Colombian Environmentalists Interfere with Fernando Botero Sculptures

The activists were protesting against high levels of pollution in Medellin.

A giant mask is seen on the sculpture by Colombian artist Fernando Botero Photo: RAUL ARBOLEDA/AFP/Getty Images
A giant mask is seen on the sculpture by Colombian artist Fernando Botero
Photo: RAUL ARBOLEDA/AFP/Getty Images

A group of “Cabeza” sculptures by Colombian artist Fernando Botero have been drawn into a large-scale protest against pollution in Medellin.

The 23 bronze sculptures, rendered in the artist’s trademark style and installed in 2002, have since been adorned with oversized surgical masks, which environmental group Green City Collective placed on the works in Plaza Botero.
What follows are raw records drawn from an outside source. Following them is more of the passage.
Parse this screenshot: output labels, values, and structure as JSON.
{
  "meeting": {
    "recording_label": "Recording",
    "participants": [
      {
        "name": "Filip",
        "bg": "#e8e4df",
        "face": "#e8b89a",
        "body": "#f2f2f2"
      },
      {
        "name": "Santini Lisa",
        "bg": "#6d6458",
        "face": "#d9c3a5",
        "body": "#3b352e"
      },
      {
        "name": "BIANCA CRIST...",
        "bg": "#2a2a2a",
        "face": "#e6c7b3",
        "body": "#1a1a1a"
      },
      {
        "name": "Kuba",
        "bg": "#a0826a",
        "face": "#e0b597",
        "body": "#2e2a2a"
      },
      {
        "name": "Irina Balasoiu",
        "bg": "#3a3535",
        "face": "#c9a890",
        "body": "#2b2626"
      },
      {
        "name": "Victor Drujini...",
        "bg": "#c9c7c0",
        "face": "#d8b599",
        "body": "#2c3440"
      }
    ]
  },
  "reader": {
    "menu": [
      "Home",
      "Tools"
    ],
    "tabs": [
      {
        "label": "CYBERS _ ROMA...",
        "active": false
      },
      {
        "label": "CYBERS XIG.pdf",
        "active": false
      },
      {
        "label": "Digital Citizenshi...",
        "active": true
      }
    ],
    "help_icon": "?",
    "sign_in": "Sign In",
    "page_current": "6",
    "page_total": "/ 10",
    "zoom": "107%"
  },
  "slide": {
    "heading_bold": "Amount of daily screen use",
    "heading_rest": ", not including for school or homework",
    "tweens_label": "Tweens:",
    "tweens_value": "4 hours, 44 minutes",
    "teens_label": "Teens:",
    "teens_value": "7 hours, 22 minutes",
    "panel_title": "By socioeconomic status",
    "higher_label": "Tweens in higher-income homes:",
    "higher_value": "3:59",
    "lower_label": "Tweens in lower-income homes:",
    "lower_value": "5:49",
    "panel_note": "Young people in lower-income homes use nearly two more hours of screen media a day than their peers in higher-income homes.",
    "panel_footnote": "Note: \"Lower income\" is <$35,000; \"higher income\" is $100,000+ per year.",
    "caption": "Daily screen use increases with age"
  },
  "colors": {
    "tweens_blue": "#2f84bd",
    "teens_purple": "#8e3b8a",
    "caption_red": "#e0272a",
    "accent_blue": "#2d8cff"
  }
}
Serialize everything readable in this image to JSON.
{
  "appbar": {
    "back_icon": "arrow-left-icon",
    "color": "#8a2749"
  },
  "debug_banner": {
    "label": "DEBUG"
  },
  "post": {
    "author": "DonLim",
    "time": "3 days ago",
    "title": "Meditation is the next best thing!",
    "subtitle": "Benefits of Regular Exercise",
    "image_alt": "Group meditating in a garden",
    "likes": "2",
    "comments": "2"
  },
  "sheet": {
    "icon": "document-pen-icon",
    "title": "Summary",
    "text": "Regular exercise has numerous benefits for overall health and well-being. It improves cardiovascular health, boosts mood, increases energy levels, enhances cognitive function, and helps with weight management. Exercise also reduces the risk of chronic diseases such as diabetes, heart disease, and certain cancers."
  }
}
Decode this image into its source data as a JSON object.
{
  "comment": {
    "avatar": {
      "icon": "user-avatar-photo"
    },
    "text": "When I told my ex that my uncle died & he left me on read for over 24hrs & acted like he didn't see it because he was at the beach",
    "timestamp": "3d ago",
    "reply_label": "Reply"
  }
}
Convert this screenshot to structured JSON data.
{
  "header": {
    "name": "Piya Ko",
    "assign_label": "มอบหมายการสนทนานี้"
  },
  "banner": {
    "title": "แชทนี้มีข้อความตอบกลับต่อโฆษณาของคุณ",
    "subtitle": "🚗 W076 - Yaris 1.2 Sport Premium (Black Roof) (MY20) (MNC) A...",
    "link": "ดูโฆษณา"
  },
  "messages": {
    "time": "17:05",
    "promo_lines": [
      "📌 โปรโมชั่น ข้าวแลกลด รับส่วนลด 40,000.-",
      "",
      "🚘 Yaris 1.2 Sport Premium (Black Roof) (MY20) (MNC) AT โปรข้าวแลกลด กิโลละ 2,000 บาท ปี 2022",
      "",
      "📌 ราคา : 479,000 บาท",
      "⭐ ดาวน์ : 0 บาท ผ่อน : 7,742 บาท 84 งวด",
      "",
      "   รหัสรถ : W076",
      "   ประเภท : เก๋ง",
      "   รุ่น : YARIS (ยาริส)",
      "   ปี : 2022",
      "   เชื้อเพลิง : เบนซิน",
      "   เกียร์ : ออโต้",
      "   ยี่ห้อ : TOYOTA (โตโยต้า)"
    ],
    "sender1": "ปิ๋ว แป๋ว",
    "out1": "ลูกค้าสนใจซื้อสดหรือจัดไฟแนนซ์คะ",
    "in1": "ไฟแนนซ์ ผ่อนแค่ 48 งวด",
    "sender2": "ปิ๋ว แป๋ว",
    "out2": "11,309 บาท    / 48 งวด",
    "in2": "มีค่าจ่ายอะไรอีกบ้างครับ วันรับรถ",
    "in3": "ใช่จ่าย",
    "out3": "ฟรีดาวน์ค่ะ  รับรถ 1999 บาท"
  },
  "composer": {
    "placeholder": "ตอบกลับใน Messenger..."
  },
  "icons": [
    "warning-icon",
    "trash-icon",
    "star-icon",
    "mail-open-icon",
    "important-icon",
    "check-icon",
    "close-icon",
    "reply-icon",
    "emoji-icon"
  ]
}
The sculptures sit on over 80,000 square feet of public space near the Museum of Antioquia and Uribe Palace of Culture.

“We came to the place that we love the most, Plaza Botero…but which is also the most polluted part of the city of Medellin according to our sensors,” Green City’s Carlos Cadenas told AFP. “We designed masks for all of the sculptures and we installed them,” he explained.

The protesters were also promoting an October forum in Medellin in which strategies to implement agreements made last year in Paris during the United Nations Climate Change Conference will be discussed.

Protestors are trying to draw attention to the high levels of pollution in the city Photo: RAUL ARBOLEDA/AFP/Getty Images

Protestors are trying to draw attention to the high levels of pollution in the city. 
Photo: RAUL ARBOLEDA/AFP/Getty Images.

The activists also handed out real masks to passersby who reportedly were more than happy to use them.

Carmen Zapata, head of the Air Quality Laboratory at Medellin’s Universidad Nacional, told AFP that there were extremely high levels of pollution in the city as result of the little rainfall caused by El Niño and a change in wind patterns.

“The rainy season and public awareness are fundamental to lower the pollution indices,” Zapata said.

Even after a two-day car ban in April, the quality of the air is so bad that it is harmful to young people and the elderly, and those protesting are asking for solution other than simply waiting for the weather to change.


Follow artnet News on Facebook:


Want to stay ahead of the art world? Subscribe to our newsletter to get the breaking news, eye-opening interviews, and incisive critical takes that drive the conversation forward.

Share

Article topics